Dataset records
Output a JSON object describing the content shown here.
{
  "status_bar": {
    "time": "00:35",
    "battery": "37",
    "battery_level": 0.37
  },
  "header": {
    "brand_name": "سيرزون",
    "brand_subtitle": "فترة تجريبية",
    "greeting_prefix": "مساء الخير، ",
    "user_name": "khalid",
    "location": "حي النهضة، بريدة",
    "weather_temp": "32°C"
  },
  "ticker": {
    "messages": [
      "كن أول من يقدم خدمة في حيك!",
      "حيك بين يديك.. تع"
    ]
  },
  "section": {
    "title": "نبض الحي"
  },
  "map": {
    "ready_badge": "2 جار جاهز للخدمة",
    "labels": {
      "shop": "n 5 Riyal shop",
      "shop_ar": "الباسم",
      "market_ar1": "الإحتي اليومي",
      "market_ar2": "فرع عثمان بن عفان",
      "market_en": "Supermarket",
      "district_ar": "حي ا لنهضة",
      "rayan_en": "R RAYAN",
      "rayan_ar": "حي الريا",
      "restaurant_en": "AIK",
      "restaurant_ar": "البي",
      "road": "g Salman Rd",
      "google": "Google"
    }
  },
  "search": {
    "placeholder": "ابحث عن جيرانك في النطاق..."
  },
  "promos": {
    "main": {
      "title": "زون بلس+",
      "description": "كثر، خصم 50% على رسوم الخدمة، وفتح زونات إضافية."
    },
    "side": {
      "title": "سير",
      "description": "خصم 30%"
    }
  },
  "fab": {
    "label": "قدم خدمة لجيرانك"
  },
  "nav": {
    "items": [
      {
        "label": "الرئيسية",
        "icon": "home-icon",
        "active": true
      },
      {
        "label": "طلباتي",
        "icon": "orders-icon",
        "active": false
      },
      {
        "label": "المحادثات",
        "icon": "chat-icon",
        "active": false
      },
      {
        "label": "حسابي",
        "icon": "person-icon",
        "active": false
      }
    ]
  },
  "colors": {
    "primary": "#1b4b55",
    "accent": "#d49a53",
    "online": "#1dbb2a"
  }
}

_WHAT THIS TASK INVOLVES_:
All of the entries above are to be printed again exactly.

_WRITTEN ANSWER_:
Output a JSON object describing the content shown here.
{
  "status_bar": {
    "time": "00:35",
    "battery": "37",
    "battery_level": 0.37
  },
  "header": {
    "brand_name": "سيرزون",
    "brand_subtitle": "فترة تجريبية",
    "greeting_prefix": "مساء الخير، ",
    "user_name": "khalid",
    "location": "حي النهضة، بريدة",
    "weather_temp": "32°C"
  },
  "ticker": {
    "messages": [
      "كن أول من يقدم خدمة في حيك!",
      "حيك بين يديك.. تع"
    ]
  },
  "section": {
    "title": "نبض الحي"
  },
  "map": {
    "ready_badge": "2 جار جاهز للخدمة",
    "labels": {
      "shop": "n 5 Riyal shop",
      "shop_ar": "الباسم",
      "market_ar1": "الإحتي اليومي",
      "market_ar2": "فرع عثمان بن عفان",
      "market_en": "Supermarket",
      "district_ar": "حي ا لنهضة",
      "rayan_en": "R RAYAN",
      "rayan_ar": "حي الريا",
      "restaurant_en": "AIK",
      "restaurant_ar": "البي",
      "road": "g Salman Rd",
      "google": "Google"
    }
  },
  "search": {
    "placeholder": "ابحث عن جيرانك في النطاق..."
  },
  "promos": {
    "main": {
      "title": "زون بلس+",
      "description": "كثر، خصم 50% على رسوم الخدمة، وفتح زونات إضافية."
    },
    "side": {
      "title": "سير",
      "description": "خصم 30%"
    }
  },
  "fab": {
    "label": "قدم خدمة لجيرانك"
  },
  "nav": {
    "items": [
      {
        "label": "الرئيسية",
        "icon": "home-icon",
        "active": true
      },
      {
        "label": "طلباتي",
        "icon": "orders-icon",
        "active": false
      },
      {
        "label": "المحادثات",
        "icon": "chat-icon",
        "active": false
      },
      {
        "label": "حسابي",
        "icon": "person-icon",
        "active": false
      }
    ]
  },
  "colors": {
    "primary": "#1b4b55",
    "accent": "#d49a53",
    "online": "#1dbb2a"
  }
}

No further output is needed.